> **ASSIGNMENT**
Are you able to retype all the records below exactly?
====== DATA PROVIDED ======
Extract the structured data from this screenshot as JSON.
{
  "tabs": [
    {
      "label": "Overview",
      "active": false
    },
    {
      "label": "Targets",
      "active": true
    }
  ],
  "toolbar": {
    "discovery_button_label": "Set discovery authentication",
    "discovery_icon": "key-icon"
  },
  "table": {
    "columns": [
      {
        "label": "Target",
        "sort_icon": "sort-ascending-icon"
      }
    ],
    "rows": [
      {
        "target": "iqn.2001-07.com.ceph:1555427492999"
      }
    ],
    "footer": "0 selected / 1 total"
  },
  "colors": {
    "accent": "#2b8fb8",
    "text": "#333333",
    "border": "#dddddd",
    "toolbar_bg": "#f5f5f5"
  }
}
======
> **WORKED SOLUTION**
Extract the structured data from this screenshot as JSON.
{
  "tabs": [
    {
      "label": "Overview",
      "active": false
    },
    {
      "label": "Targets",
      "active": true
    }
  ],
  "toolbar": {
    "discovery_button_label": "Set discovery authentication",
    "discovery_icon": "key-icon"
  },
  "table": {
    "columns": [
      {
        "label": "Target",
        "sort_icon": "sort-ascending-icon"
      }
    ],
    "rows": [
      {
        "target": "iqn.2001-07.com.ceph:1555427492999"
      }
    ],
    "footer": "0 selected / 1 total"
  },
  "colors": {
    "accent": "#2b8fb8",
    "text": "#333333",
    "border": "#dddddd",
    "toolbar_bg": "#f5f5f5"
  }
}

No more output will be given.